A collegiate recovery program (CRP) is a college- or university-provided supportive environment within the campus culture that reinforces the decision to engage in a lifestyle of recovery from addiction. It is designed to provide an educational opportunity alongside recovery support to ensure that students do not have to sacrifice one for the other.
To meet the needs of this growing population of recovering young adults as they pursue their educations, several colleges and universities have developed collegiate recovery communities to help young adults in recovery maintain their abstinence while pursuing their educations.
Once associated mainly with 12-step programs like Alcoholics Anonymous, “recovery” is now a widely accepted concept. Most people who self-identify as being “in recovery” from substance use disorders say it means not only abstaining from all mind-altering substances (i.e., sobriety), but also embracing a positive view of personal growth and self-improvement.

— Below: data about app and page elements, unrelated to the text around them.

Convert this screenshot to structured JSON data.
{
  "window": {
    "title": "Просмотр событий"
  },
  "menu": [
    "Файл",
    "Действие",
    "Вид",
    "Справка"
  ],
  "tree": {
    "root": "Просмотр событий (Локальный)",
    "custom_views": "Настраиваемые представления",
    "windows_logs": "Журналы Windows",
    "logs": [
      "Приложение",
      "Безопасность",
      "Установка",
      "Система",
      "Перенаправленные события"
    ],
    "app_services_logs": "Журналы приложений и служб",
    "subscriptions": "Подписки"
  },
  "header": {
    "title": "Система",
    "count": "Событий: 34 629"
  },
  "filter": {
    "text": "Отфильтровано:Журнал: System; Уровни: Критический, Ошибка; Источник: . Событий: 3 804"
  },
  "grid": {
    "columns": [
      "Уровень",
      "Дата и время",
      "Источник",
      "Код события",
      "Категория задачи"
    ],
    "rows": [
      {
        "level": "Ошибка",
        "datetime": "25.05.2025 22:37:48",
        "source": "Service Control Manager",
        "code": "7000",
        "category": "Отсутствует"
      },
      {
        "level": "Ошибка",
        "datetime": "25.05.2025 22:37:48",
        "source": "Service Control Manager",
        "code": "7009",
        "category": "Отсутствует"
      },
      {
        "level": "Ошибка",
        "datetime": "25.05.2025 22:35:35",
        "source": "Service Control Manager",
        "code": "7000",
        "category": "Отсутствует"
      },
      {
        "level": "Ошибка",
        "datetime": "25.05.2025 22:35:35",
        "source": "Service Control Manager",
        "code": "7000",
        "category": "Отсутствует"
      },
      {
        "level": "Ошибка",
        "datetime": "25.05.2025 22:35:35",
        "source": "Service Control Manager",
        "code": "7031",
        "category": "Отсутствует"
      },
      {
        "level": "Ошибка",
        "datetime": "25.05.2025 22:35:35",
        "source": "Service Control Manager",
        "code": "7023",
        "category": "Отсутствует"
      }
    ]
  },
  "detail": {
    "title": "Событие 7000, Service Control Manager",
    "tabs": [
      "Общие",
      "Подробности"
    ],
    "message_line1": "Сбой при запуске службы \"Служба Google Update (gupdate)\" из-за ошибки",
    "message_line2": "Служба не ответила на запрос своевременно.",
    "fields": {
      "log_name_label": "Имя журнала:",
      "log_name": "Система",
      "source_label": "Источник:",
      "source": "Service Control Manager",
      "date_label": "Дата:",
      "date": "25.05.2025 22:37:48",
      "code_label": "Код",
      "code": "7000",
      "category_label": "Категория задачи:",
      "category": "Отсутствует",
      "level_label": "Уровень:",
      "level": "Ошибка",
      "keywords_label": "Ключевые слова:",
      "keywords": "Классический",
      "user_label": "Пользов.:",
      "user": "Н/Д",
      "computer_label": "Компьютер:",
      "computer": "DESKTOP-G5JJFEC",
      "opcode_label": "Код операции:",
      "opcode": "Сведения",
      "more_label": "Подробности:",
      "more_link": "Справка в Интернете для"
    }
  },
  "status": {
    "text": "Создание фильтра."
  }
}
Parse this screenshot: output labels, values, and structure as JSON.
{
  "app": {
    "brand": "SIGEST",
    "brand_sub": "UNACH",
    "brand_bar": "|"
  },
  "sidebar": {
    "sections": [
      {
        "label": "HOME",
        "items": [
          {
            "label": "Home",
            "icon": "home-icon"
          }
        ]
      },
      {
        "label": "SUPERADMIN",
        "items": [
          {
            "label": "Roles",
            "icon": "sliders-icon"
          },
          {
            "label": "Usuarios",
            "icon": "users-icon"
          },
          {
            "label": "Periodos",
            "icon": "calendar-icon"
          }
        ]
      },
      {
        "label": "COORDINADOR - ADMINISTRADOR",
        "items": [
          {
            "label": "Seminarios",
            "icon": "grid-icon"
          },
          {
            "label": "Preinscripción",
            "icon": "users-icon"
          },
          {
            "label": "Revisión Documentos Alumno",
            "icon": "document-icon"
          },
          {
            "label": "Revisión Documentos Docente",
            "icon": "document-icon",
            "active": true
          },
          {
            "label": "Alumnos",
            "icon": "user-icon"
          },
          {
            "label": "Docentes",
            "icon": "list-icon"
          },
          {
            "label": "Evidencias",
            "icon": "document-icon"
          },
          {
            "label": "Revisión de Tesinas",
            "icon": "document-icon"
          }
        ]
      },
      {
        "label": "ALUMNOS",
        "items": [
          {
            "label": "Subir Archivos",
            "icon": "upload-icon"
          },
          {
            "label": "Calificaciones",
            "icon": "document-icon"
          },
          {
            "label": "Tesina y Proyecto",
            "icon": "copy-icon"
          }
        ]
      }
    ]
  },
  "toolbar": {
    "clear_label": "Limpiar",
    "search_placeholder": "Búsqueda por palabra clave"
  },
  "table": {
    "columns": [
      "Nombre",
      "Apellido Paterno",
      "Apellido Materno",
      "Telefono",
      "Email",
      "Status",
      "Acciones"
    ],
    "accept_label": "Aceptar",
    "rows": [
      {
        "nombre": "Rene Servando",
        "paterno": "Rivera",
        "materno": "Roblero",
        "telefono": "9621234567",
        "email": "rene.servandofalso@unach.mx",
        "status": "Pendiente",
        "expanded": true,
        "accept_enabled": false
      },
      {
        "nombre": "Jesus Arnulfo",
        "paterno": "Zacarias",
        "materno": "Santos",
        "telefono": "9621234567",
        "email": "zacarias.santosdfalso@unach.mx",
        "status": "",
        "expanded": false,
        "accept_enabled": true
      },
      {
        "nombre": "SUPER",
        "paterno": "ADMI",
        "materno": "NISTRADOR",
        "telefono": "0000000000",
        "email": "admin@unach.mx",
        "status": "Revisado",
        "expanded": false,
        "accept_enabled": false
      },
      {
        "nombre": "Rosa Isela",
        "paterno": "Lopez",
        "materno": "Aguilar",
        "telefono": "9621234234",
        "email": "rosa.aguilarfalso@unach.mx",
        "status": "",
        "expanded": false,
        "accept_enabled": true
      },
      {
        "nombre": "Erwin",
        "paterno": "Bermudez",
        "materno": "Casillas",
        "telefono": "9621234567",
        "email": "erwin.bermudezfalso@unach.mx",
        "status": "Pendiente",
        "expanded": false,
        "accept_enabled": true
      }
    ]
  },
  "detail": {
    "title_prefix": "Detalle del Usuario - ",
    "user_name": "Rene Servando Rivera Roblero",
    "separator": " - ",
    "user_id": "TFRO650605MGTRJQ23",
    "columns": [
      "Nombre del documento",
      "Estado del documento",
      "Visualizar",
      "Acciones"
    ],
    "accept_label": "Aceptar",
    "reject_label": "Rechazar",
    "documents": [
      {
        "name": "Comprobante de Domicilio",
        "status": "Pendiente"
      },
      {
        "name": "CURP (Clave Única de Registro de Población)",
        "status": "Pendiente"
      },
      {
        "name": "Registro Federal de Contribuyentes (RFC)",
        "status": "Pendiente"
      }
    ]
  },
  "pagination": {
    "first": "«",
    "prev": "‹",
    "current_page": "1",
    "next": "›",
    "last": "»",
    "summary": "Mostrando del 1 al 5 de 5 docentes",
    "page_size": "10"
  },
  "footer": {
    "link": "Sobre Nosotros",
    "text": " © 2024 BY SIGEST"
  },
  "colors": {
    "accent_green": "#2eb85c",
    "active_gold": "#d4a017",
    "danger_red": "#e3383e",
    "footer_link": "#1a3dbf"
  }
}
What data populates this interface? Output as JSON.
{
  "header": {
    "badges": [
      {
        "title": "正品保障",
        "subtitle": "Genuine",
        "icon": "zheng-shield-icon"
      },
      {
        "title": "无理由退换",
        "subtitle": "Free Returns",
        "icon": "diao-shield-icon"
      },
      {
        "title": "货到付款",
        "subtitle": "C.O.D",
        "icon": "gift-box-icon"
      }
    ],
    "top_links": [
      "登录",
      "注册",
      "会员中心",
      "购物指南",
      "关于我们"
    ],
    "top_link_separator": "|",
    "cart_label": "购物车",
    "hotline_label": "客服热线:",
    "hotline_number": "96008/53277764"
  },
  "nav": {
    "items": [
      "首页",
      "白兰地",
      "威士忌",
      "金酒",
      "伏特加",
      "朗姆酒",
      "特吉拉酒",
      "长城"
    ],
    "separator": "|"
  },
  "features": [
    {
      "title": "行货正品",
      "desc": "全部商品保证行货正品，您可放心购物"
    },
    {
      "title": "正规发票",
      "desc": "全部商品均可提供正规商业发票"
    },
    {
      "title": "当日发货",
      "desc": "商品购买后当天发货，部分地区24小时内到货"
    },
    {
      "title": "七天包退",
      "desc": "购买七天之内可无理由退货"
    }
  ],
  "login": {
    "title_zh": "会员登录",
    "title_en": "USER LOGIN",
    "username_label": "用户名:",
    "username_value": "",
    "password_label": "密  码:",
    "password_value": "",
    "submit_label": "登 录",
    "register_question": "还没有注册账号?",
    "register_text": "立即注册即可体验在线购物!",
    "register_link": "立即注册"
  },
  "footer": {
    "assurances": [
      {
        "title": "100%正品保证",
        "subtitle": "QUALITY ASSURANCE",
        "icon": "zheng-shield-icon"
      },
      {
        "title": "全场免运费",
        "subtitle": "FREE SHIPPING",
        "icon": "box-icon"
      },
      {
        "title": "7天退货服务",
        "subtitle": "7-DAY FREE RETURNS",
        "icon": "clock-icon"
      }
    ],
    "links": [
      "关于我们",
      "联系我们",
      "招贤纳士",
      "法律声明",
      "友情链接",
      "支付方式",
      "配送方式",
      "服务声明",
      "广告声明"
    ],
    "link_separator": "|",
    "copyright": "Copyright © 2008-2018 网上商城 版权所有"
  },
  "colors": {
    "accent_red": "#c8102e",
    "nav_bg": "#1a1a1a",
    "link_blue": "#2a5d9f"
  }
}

- Addiction treatment professionals understand recovery as “a process of change through which individuals improve their health and wellness, live a self-directed life, and strive to reach their full potential.”
- Recovery is seen as an ongoing process rather than a cure, although it might be easier to sustain recovery after many years of abstinence.
- Recovery requires ongoing support to sustain abstinence to prevent relapse.
- Establishing a strong support network of pro-abstinence peers is seen as critically important.
- Spending time in situations where alcohol and drugs are being used can intensify cravings, and continuing to interact with friends who drink and use drugs is one of the most reliable predictors of relapse.
- Parents and other caregivers have an important role to play as well in helping their children maintain recovery.